Body tempering is one of the lesser known methods of soft tissue work that can have a profound impact on an athlete’s ability to perform and recover. Developed by Donnie Thompson, a record holding powerlifter, body tempering may be the key to decreasing muscle soreness and discomfort, increasing range of motion, and boosting overall athletic performance.
Soft Tissue Work — Why It’s Important
Self-myofascial release (SMR), also known as soft tissue work, is one of the most neglected aspects of training and recovery. When it is done, it’s usually not done correctly or for long enough.
When done consistently, SMR is highly beneficial for preventative maintenance of the body. One of the main reasons athletes use SMR is to reduce muscle soreness and discomfort after training —but there are many other benefits:
- Decrease muscle density
- Correct muscle imbalances
- Improve joint range of motion
- Relieve muscle soreness
- Maintain functional muscular strength
- Improve balance of the kinetic chain
- Increase blood flow
Note: The kinetic chain is made up of soft tissue (muscles, tendons, ligaments, and fascia), the neural system (nerves and the CNS), and the articular system (joints). All three of these systems are interdependent, meaning that if one system is off, it will have a negative impact on the others.
During workouts, muscles undergo damage in the form of micro-tears, which can result in adhesions and trigger points that build up in the muscles and fascia. These adhesions and points of tension can lead to soreness and discomfort, decreased range of motion, and muscle imbalances. Over time, these imbalances can lead to improper movement and, eventually, injury. However, SMR can help athletes avoid this by improving and maintaining the integrity of muscles and fascia.
SMR works by inhibiting muscle spindles through a process called autogenic inhibition, which, in turn, stimulates the golgi tendon organs (the sensory organs present in muscles) to relax and reduce muscular tension. When muscle tension decreases, range of motion and movement capabilities increase.
If you’ve never heard of body tempering before, it’s similar to foam rolling. Body tempering is a form of soft tissue mobilization that uses weighted cylinders to roll across muscles and joints.

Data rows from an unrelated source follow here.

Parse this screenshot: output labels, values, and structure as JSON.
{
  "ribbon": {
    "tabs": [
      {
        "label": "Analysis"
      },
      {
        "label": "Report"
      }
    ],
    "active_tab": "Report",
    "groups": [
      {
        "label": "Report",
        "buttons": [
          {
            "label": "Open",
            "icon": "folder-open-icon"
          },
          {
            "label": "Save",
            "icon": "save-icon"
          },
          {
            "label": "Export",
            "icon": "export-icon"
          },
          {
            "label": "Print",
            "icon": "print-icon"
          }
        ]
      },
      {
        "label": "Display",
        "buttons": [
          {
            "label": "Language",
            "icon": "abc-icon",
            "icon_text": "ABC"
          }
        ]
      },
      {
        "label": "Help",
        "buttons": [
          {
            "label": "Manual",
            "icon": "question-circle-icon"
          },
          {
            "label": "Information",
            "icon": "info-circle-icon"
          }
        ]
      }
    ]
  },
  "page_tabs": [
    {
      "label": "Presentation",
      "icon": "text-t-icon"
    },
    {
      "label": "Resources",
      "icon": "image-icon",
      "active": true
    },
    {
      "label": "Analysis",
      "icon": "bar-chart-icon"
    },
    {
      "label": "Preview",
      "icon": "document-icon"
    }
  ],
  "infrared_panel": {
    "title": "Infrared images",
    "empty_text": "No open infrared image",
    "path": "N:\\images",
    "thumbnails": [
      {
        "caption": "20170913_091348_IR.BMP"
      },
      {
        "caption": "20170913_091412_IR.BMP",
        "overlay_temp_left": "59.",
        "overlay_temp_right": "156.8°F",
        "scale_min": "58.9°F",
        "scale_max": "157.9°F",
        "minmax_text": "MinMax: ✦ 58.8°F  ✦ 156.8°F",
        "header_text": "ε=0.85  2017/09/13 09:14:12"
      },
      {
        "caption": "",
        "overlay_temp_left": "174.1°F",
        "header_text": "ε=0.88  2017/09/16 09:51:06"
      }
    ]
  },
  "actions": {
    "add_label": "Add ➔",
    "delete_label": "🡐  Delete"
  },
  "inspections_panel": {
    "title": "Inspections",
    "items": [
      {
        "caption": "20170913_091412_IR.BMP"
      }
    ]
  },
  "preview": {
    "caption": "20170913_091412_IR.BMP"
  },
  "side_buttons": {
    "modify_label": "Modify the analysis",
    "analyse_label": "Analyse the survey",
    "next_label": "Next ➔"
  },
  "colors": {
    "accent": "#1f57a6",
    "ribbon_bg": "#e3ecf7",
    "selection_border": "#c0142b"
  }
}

Not only does it help to increase mobility, but it also helps to reduce pain and increase physical performance.
The mechanism is the same as self-myofascial release, but rather than a foam roller or PVC pipe, you use a weighted cylinder to apply pressure to muscles to break up muscle adhesions, normalize muscle contractions, and improve blood flow to various regions of the body.
When you repetitively load a muscle, it becomes chronically tight and always ‘turned on.’ Soft tissue work is used to assist muscle relaxation so that the body can safely get into the positions needed (e.g. being able to get into a deep squat without compensation from the lower back).

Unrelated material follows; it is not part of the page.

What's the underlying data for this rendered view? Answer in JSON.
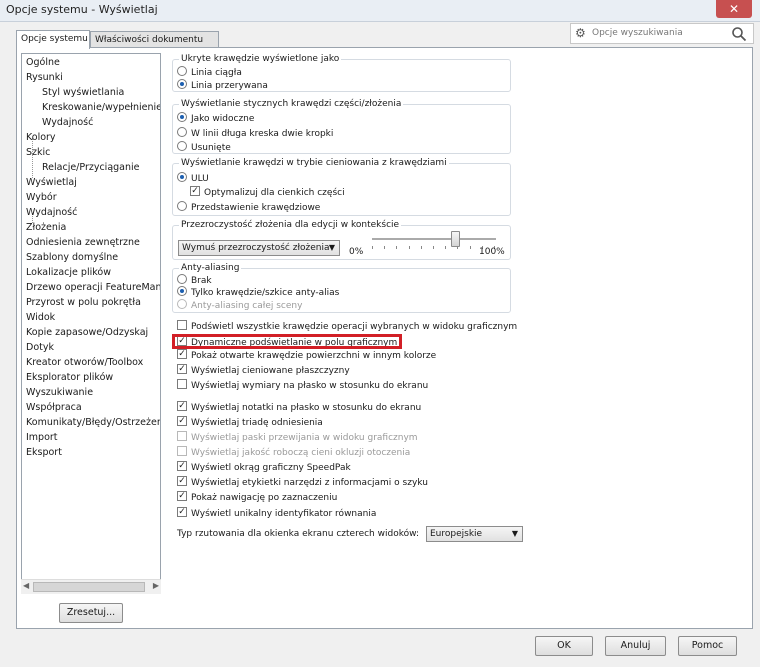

The point of body tempering and soft tissue work is to load and use the new ranges that you gain by doing it. It allows you to unlock better ranges of motion and then build and gain mechanical leverage within that range.
Why Body Tempering Works
Body tempering isn’t just a one-weight-fits-all kind of modality. By varying the loads, you can increase or decrease the intensity an athlete experiences. As some areas are more fragile than others, changes to the load applied means that you can achieve a feeling of pressure without pain. This is because the weight is not applied in a single area from the roller, but rather is dispersed throughout the entire object over a broader area.
Tampering before a workout helps athletes reduce risk of hernias, tears, tweaks, and muscle ruptures, as well as prevents against any sort of trauma by breaking tissues out of their adhesive state and increasing the athlete’s range of motion.
One of the key points to remember when body tempering is that you should always do active movement after a passive mobility technique (tempering). This helps to essentially ‘lock in’ any of the mobility changes that occur during the stretch.
For example, you might temper the hamstrings for 1-2 minutes and then follow that up with Romanian deadlifts. The tempering helps to temporarily increase the motion, while the deadlifts build strength and control by loading the movement pattern while maintaining flexibility within the hamstrings.
Some of the areas you can use body tempering on include:
What Can You Use For Body Tempering?
When first starting body tempering, it’s best to use a lighter load until the body adjusts. Donnie Thompson, record holding powerlifter and developer of body tempering, sells various tools on his website for this purpose. These include:
- X-wife: 135lbs — can be used virtually anywhere on the body
- Fat-husband: 160lbs — ideal for larger body sizes and individuals with more muscle mass
- Stubby: weighs slightly more than the x-wife, but is shorter to achieve different tempering techniques
- Cheater: 85lbs — best for smaller athletes or to target specific areas of the body; more versatile for harder to reach muscle adhesions and tougher tissue areas
- Little guy: 45lbs — most effective for travel
- Boomstick: 22lbs — best for specific release methods
The best sequence for tempering is to start at the anterior of the body (frontside) and then work on your posterior chain (backside). If done efficiently, this can take just 10-15 minutes prior to starting your workout. On non-training days, you can spend a little longer tempering — around 30 minutes.